NEW YORK—If you were a Democratic primary voter in New York this summer, you would have assumed Governor Andrew Cuomo was in the fight of his political life.
You would have seen the television airwaves blanketed with ads for his campaign, including an urgent, direct-to-camera plea from former Vice President Joe Biden. Your mailbox would have been inundated with glossy fliers touting the two-term governor’s progressive achievements—legislation legalizing same-sex marriage, hiking the minimum wage, mandating paid family leave, and tightening gun laws. You would have seen Cuomo jump at every chance to attack President Donald Trump and pledge his administration to the defense of New Yorkers—immigrants, women, and minority voters in particular—against the president’s conservative policies. You would have smelled whiffs of desperation in reports that the governor had tried to rush the opening of a major new bridge named for his late father, and that his campaign was implicated in efforts to portray his opponent to Jewish voters as “soft on anti-Semitism.”
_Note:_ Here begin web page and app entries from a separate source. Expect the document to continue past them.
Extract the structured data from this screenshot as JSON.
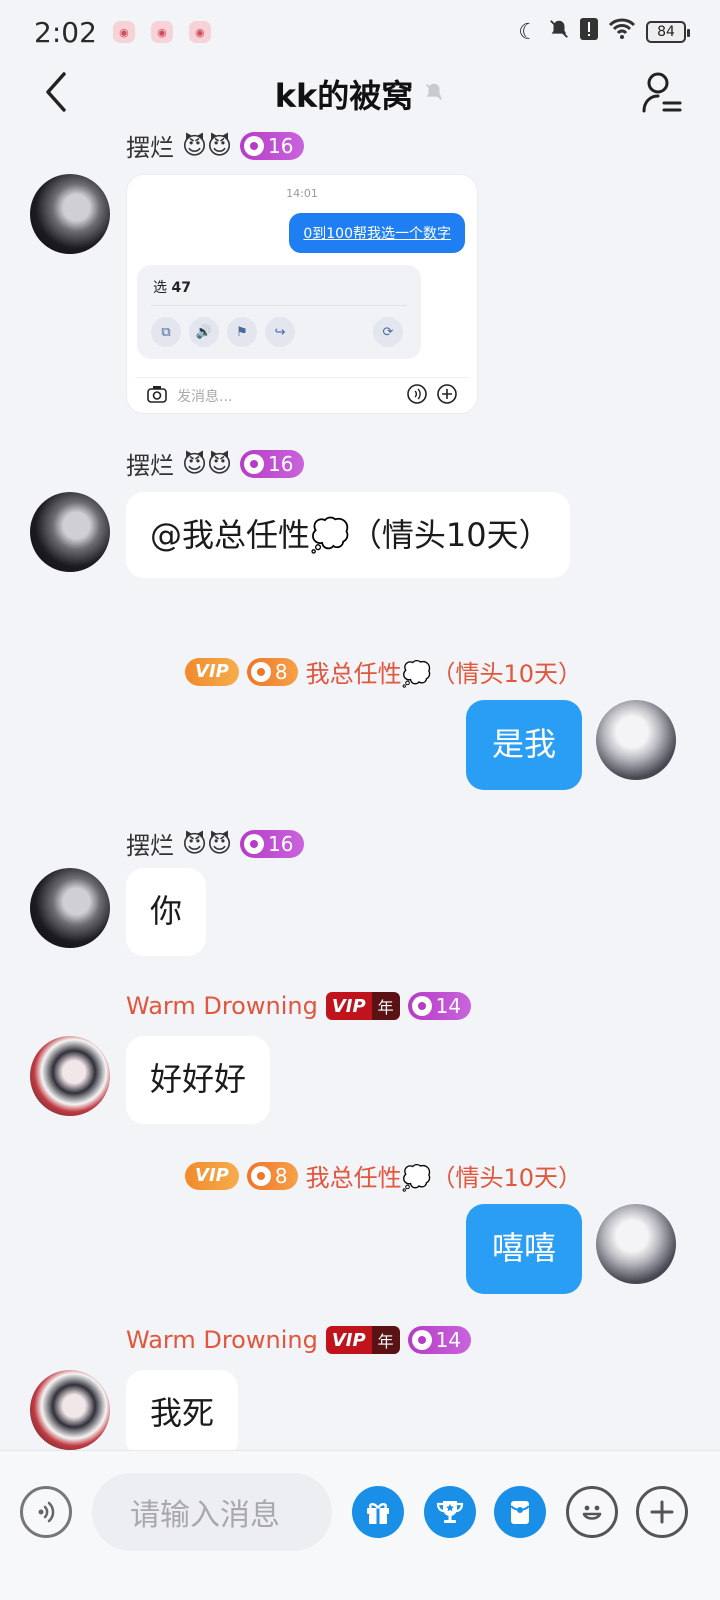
{
  "status_bar": {
    "time": "2:02",
    "battery": "84"
  },
  "nav": {
    "title": "kk的被窝"
  },
  "messages": [
    {
      "sender": "摆烂",
      "emojis": "😈😈",
      "level": "16",
      "type": "image",
      "image": {
        "time": "14:01",
        "question": "0到100帮我选一个数字",
        "answer_prefix": "选",
        "answer_value": "47",
        "input_placeholder": "发消息..."
      }
    },
    {
      "sender": "摆烂",
      "emojis": "😈😈",
      "level": "16",
      "text": "@我总任性💭（情头10天）"
    },
    {
      "sender": "我总任性💭（情头10天）",
      "vip": "VIP",
      "level": "8",
      "text": "是我",
      "is_me": true
    },
    {
      "sender": "摆烂",
      "emojis": "😈😈",
      "level": "16",
      "text": "你"
    },
    {
      "sender": "Warm Drowning",
      "vip": "VIP",
      "vip_year": "年",
      "level": "14",
      "text": "好好好"
    },
    {
      "sender": "我总任性💭（情头10天）",
      "vip": "VIP",
      "level": "8",
      "text": "嘻嘻",
      "is_me": true
    },
    {
      "sender": "Warm Drowning",
      "vip": "VIP",
      "vip_year": "年",
      "level": "14",
      "text": "我死"
    }
  ],
  "composer": {
    "placeholder": "请输入消息"
  },
  "colors": {
    "my_bubble": "#2a9df4",
    "level_purple": "#b53cc7",
    "level_orange": "#f07628",
    "name_red": "#e2563c",
    "accent_blue": "#1a8fe8"
  }
}
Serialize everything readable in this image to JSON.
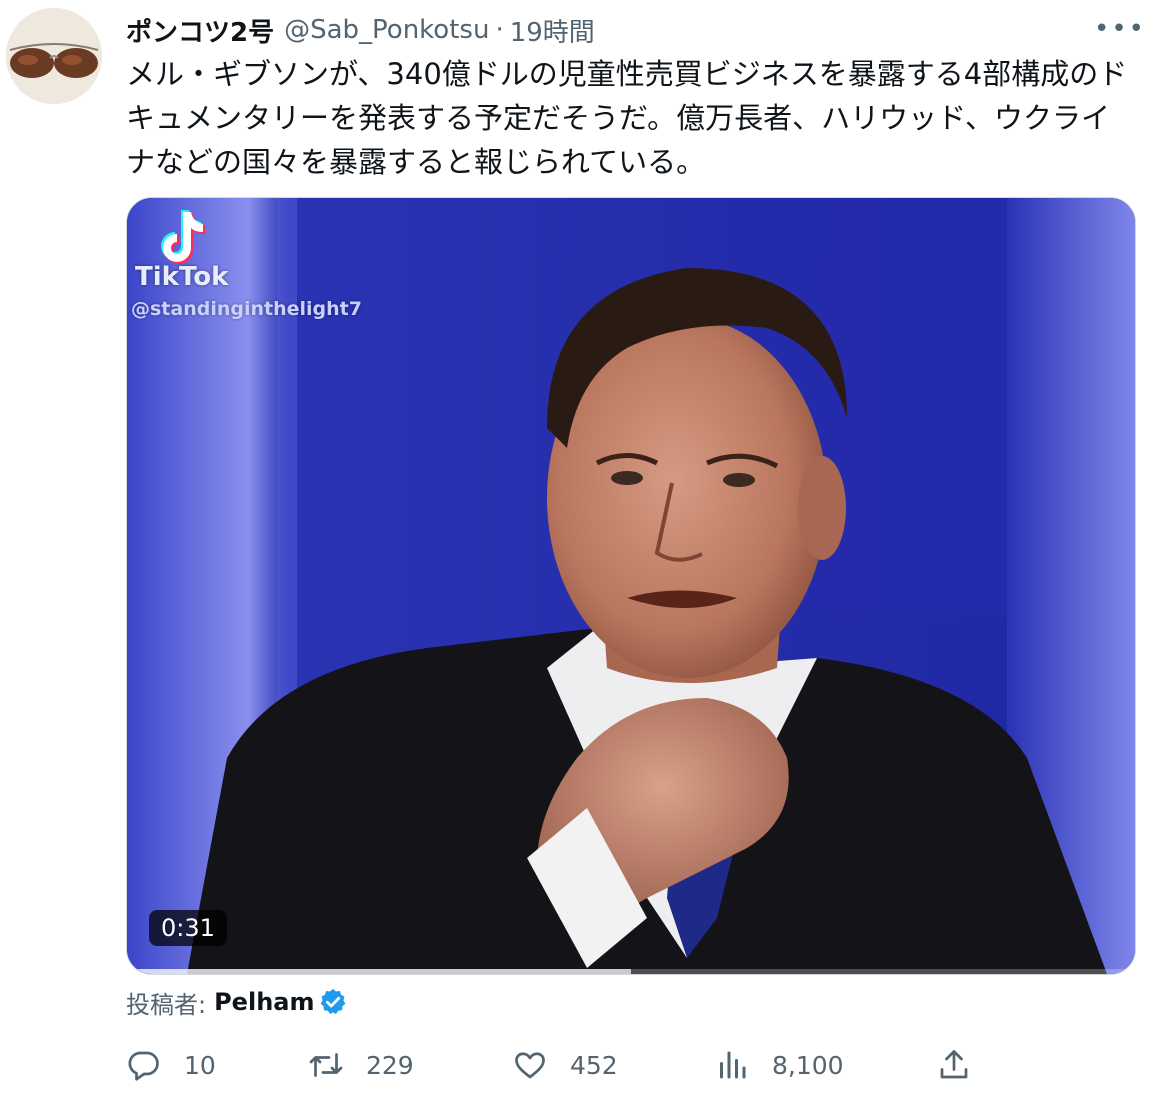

By the size and ferocity of Cuomo’s reelection campaign, you would think the governor was in serious danger of losing to his progressive challenger, Cynthia Nixon. Yet when the ballots are counted in New York’s gubernatorial primary on Thursday night, the surprise won’t be if Cuomo defeats the actress and activist—it’ll be if he wins by less than 20 points.